__DATA FOR ANALYSIS__.
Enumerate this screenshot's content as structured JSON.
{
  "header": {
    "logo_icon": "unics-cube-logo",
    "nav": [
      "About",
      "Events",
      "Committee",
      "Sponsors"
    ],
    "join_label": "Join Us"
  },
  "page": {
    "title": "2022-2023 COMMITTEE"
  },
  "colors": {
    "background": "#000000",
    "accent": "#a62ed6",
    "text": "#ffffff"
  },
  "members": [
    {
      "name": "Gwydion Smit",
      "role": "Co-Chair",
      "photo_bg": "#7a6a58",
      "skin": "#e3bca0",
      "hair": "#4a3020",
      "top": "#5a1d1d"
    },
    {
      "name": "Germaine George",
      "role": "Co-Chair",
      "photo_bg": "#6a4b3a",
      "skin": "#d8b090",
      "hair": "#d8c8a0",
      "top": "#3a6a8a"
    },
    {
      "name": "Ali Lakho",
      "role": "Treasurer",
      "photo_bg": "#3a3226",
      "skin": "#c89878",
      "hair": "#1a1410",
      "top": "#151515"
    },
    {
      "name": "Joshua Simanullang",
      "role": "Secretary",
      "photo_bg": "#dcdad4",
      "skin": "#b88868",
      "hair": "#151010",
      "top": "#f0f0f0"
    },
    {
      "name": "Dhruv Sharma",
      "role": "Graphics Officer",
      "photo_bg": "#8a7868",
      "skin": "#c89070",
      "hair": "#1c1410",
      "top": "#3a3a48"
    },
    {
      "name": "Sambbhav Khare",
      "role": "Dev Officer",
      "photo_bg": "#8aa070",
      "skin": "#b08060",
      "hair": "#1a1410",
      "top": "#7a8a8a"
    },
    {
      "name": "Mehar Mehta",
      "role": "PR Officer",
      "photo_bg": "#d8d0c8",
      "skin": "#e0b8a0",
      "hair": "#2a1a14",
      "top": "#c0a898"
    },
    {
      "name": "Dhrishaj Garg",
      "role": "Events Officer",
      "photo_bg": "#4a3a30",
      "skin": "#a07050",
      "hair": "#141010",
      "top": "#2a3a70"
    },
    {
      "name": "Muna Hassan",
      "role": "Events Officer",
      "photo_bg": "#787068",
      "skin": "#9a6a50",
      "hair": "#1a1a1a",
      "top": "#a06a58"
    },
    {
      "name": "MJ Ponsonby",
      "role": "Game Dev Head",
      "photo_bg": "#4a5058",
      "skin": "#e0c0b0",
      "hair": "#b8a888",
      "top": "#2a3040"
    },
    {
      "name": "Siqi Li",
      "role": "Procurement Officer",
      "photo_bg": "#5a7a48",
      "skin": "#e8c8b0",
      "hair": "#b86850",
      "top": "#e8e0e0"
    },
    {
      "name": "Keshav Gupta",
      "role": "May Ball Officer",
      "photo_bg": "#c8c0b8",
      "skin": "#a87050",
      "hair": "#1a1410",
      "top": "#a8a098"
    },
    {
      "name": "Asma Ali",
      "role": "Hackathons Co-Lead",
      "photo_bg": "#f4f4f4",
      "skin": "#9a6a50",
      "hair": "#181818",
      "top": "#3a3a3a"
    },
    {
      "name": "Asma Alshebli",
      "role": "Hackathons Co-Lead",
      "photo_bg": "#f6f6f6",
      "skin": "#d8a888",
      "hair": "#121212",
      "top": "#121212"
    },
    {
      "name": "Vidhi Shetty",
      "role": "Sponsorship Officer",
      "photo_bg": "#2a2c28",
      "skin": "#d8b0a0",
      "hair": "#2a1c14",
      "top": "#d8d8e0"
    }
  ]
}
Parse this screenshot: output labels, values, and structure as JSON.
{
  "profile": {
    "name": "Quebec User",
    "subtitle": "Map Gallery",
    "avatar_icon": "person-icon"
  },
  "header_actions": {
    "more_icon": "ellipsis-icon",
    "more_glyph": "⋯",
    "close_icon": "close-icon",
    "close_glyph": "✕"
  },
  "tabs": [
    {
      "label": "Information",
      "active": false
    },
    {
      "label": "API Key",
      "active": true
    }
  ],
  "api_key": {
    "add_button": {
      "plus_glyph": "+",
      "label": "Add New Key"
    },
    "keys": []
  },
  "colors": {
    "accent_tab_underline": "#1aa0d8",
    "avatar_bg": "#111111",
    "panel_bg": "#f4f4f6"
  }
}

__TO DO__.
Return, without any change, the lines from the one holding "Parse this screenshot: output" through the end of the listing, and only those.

__RESULT__.
Parse this screenshot: output labels, values, and structure as JSON.
{
  "profile": {
    "name": "Quebec User",
    "subtitle": "Map Gallery",
    "avatar_icon": "person-icon"
  },
  "header_actions": {
    "more_icon": "ellipsis-icon",
    "more_glyph": "⋯",
    "close_icon": "close-icon",
    "close_glyph": "✕"
  },
  "tabs": [
    {
      "label": "Information",
      "active": false
    },
    {
      "label": "API Key",
      "active": true
    }
  ],
  "api_key": {
    "add_button": {
      "plus_glyph": "+",
      "label": "Add New Key"
    },
    "keys": []
  },
  "colors": {
    "accent_tab_underline": "#1aa0d8",
    "avatar_bg": "#111111",
    "panel_bg": "#f4f4f6"
  }
}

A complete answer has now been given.